Exercise description
Each word in the data below should be copied exactly; the images should not.

Data
************

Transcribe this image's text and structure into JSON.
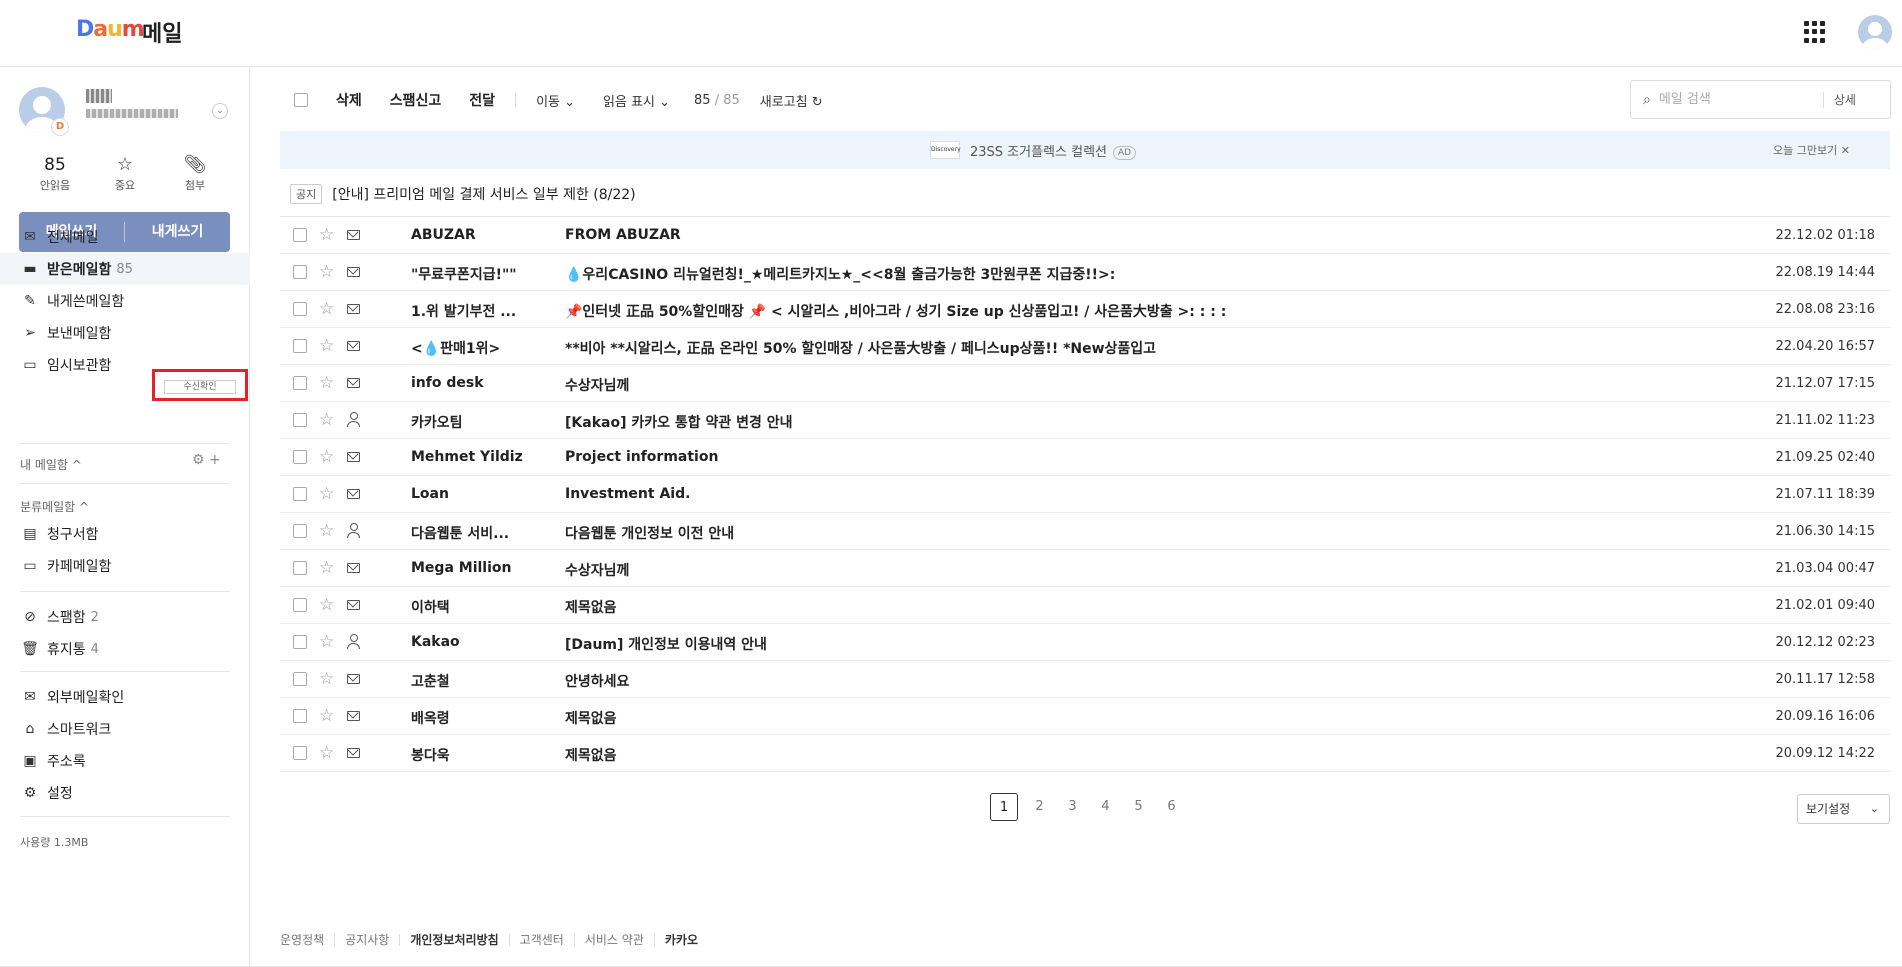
{
  "header": {
    "logo": [
      "D",
      "a",
      "u",
      "m"
    ],
    "app_name": "메일"
  },
  "profile": {
    "badge": "D"
  },
  "stats": [
    {
      "value": "85",
      "label": "안읽음"
    },
    {
      "icon": "star-icon",
      "label": "중요"
    },
    {
      "icon": "paperclip-icon",
      "label": "첨부"
    }
  ],
  "compose": {
    "write": "메일쓰기",
    "write_to_self": "내게쓰기"
  },
  "nav": {
    "all": "전체메일",
    "inbox": "받은메일함",
    "inbox_count": "85",
    "to_self": "내게쓴메일함",
    "sent": "보낸메일함",
    "read_receipt": "수신확인",
    "drafts": "임시보관함",
    "my_folders": "내 메일함 ^",
    "categories": "분류메일함 ^",
    "bills": "청구서함",
    "cafe": "카페메일함",
    "spam": "스팸함",
    "spam_count": "2",
    "trash": "휴지통",
    "trash_count": "4",
    "external": "외부메일확인",
    "smartwork": "스마트워크",
    "contacts": "주소록",
    "settings": "설정"
  },
  "usage": "사용량 1.3MB",
  "toolbar": {
    "delete": "삭제",
    "report_spam": "스팸신고",
    "forward": "전달",
    "move": "이동 ⌄",
    "mark_read": "읽음 표시 ⌄",
    "count_current": "85",
    "count_sep": " / ",
    "count_total": "85",
    "refresh": "새로고침 ↻"
  },
  "search": {
    "placeholder": "메일 검색",
    "detail": "상세"
  },
  "ad": {
    "logo": "Discovery",
    "text": "23SS 조거플렉스 컬렉션",
    "badge": "AD",
    "close": "오늘 그만보기 ✕"
  },
  "notice": {
    "badge": "공지",
    "text": "[안내] 프리미엄 메일 결제 서비스 일부 제한 (8/22)"
  },
  "emails": [
    {
      "type": "envelope-icon",
      "from": "ABUZAR",
      "subject": "FROM ABUZAR",
      "date": "22.12.02 01:18"
    },
    {
      "type": "envelope-icon",
      "from": "\"무료쿠폰지급!\"\"",
      "subject": "💧우리CASINO 리뉴얼런칭!_★메리트카지노★_<<8월 출금가능한 3만원쿠폰 지급중!!>:",
      "date": "22.08.19 14:44"
    },
    {
      "type": "envelope-icon",
      "from": "1.위 발기부전 ...",
      "subject": "📌인터넷 正品 50%할인매장 📌 < 시알리스 ,비아그라 / 성기 Size up 신상품입고! / 사은품大방출 >: : : :",
      "date": "22.08.08 23:16"
    },
    {
      "type": "envelope-icon",
      "from": "<💧판매1위>",
      "subject": "**비아 **시알리스, 正品 온라인 50% 할인매장 /   사은품大방출   /    페니스up상품!! *New상품입고",
      "date": "22.04.20 16:57"
    },
    {
      "type": "envelope-icon",
      "from": "info desk",
      "subject": "수상자님께",
      "date": "21.12.07 17:15"
    },
    {
      "type": "person-icon",
      "from": "카카오팀",
      "subject": "[Kakao] 카카오 통합 약관 변경 안내",
      "date": "21.11.02 11:23"
    },
    {
      "type": "envelope-icon",
      "from": "Mehmet Yildiz",
      "subject": "Project information",
      "date": "21.09.25 02:40"
    },
    {
      "type": "envelope-icon",
      "from": "Loan",
      "subject": "Investment Aid.",
      "date": "21.07.11 18:39"
    },
    {
      "type": "person-icon",
      "from": "다음웹툰 서비...",
      "subject": "다음웹툰 개인정보 이전 안내",
      "date": "21.06.30 14:15"
    },
    {
      "type": "envelope-icon",
      "from": "Mega Million",
      "subject": "수상자님께",
      "date": "21.03.04 00:47"
    },
    {
      "type": "envelope-icon",
      "from": "이하택",
      "subject": "제목없음",
      "date": "21.02.01 09:40"
    },
    {
      "type": "person-icon",
      "from": "Kakao",
      "subject": "[Daum] 개인정보 이용내역 안내",
      "date": "20.12.12 02:23"
    },
    {
      "type": "envelope-icon",
      "from": "고춘철",
      "subject": "안녕하세요",
      "date": "20.11.17 12:58"
    },
    {
      "type": "envelope-icon",
      "from": "배옥령",
      "subject": "제목없음",
      "date": "20.09.16 16:06"
    },
    {
      "type": "envelope-icon",
      "from": "봉다욱",
      "subject": "제목없음",
      "date": "20.09.12 14:22"
    }
  ],
  "pagination": {
    "pages": [
      "1",
      "2",
      "3",
      "4",
      "5",
      "6"
    ],
    "current": "1"
  },
  "view_setting": "보기설정",
  "footer": [
    "운영정책",
    "공지사항",
    "개인정보처리방침",
    "고객센터",
    "서비스 약관",
    "카카오"
  ]
}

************

Task result
Transcribe this image's text and structure into JSON.
{
  "header": {
    "logo": [
      "D",
      "a",
      "u",
      "m"
    ],
    "app_name": "메일"
  },
  "profile": {
    "badge": "D"
  },
  "stats": [
    {
      "value": "85",
      "label": "안읽음"
    },
    {
      "icon": "star-icon",
      "label": "중요"
    },
    {
      "icon": "paperclip-icon",
      "label": "첨부"
    }
  ],
  "compose": {
    "write": "메일쓰기",
    "write_to_self": "내게쓰기"
  },
  "nav": {
    "all": "전체메일",
    "inbox": "받은메일함",
    "inbox_count": "85",
    "to_self": "내게쓴메일함",
    "sent": "보낸메일함",
    "read_receipt": "수신확인",
    "drafts": "임시보관함",
    "my_folders": "내 메일함 ^",
    "categories": "분류메일함 ^",
    "bills": "청구서함",
    "cafe": "카페메일함",
    "spam": "스팸함",
    "spam_count": "2",
    "trash": "휴지통",
    "trash_count": "4",
    "external": "외부메일확인",
    "smartwork": "스마트워크",
    "contacts": "주소록",
    "settings": "설정"
  },
  "usage": "사용량 1.3MB",
  "toolbar": {
    "delete": "삭제",
    "report_spam": "스팸신고",
    "forward": "전달",
    "move": "이동 ⌄",
    "mark_read": "읽음 표시 ⌄",
    "count_current": "85",
    "count_sep": " / ",
    "count_total": "85",
    "refresh": "새로고침 ↻"
  },
  "search": {
    "placeholder": "메일 검색",
    "detail": "상세"
  },
  "ad": {
    "logo": "Discovery",
    "text": "23SS 조거플렉스 컬렉션",
    "badge": "AD",
    "close": "오늘 그만보기 ✕"
  },
  "notice": {
    "badge": "공지",
    "text": "[안내] 프리미엄 메일 결제 서비스 일부 제한 (8/22)"
  },
  "emails": [
    {
      "type": "envelope-icon",
      "from": "ABUZAR",
      "subject": "FROM ABUZAR",
      "date": "22.12.02 01:18"
    },
    {
      "type": "envelope-icon",
      "from": "\"무료쿠폰지급!\"\"",
      "subject": "💧우리CASINO 리뉴얼런칭!_★메리트카지노★_<<8월 출금가능한 3만원쿠폰 지급중!!>:",
      "date": "22.08.19 14:44"
    },
    {
      "type": "envelope-icon",
      "from": "1.위 발기부전 ...",
      "subject": "📌인터넷 正品 50%할인매장 📌 < 시알리스 ,비아그라 / 성기 Size up 신상품입고! / 사은품大방출 >: : : :",
      "date": "22.08.08 23:16"
    },
    {
      "type": "envelope-icon",
      "from": "<💧판매1위>",
      "subject": "**비아 **시알리스, 正品 온라인 50% 할인매장 /   사은품大방출   /    페니스up상품!! *New상품입고",
      "date": "22.04.20 16:57"
    },
    {
      "type": "envelope-icon",
      "from": "info desk",
      "subject": "수상자님께",
      "date": "21.12.07 17:15"
    },
    {
      "type": "person-icon",
      "from": "카카오팀",
      "subject": "[Kakao] 카카오 통합 약관 변경 안내",
      "date": "21.11.02 11:23"
    },
    {
      "type": "envelope-icon",
      "from": "Mehmet Yildiz",
      "subject": "Project information",
      "date": "21.09.25 02:40"
    },
    {
      "type": "envelope-icon",
      "from": "Loan",
      "subject": "Investment Aid.",
      "date": "21.07.11 18:39"
    },
    {
      "type": "person-icon",
      "from": "다음웹툰 서비...",
      "subject": "다음웹툰 개인정보 이전 안내",
      "date": "21.06.30 14:15"
    },
    {
      "type": "envelope-icon",
      "from": "Mega Million",
      "subject": "수상자님께",
      "date": "21.03.04 00:47"
    },
    {
      "type": "envelope-icon",
      "from": "이하택",
      "subject": "제목없음",
      "date": "21.02.01 09:40"
    },
    {
      "type": "person-icon",
      "from": "Kakao",
      "subject": "[Daum] 개인정보 이용내역 안내",
      "date": "20.12.12 02:23"
    },
    {
      "type": "envelope-icon",
      "from": "고춘철",
      "subject": "안녕하세요",
      "date": "20.11.17 12:58"
    },
    {
      "type": "envelope-icon",
      "from": "배옥령",
      "subject": "제목없음",
      "date": "20.09.16 16:06"
    },
    {
      "type": "envelope-icon",
      "from": "봉다욱",
      "subject": "제목없음",
      "date": "20.09.12 14:22"
    }
  ],
  "pagination": {
    "pages": [
      "1",
      "2",
      "3",
      "4",
      "5",
      "6"
    ],
    "current": "1"
  },
  "view_setting": "보기설정",
  "footer": [
    "운영정책",
    "공지사항",
    "개인정보처리방침",
    "고객센터",
    "서비스 약관",
    "카카오"
  ]
}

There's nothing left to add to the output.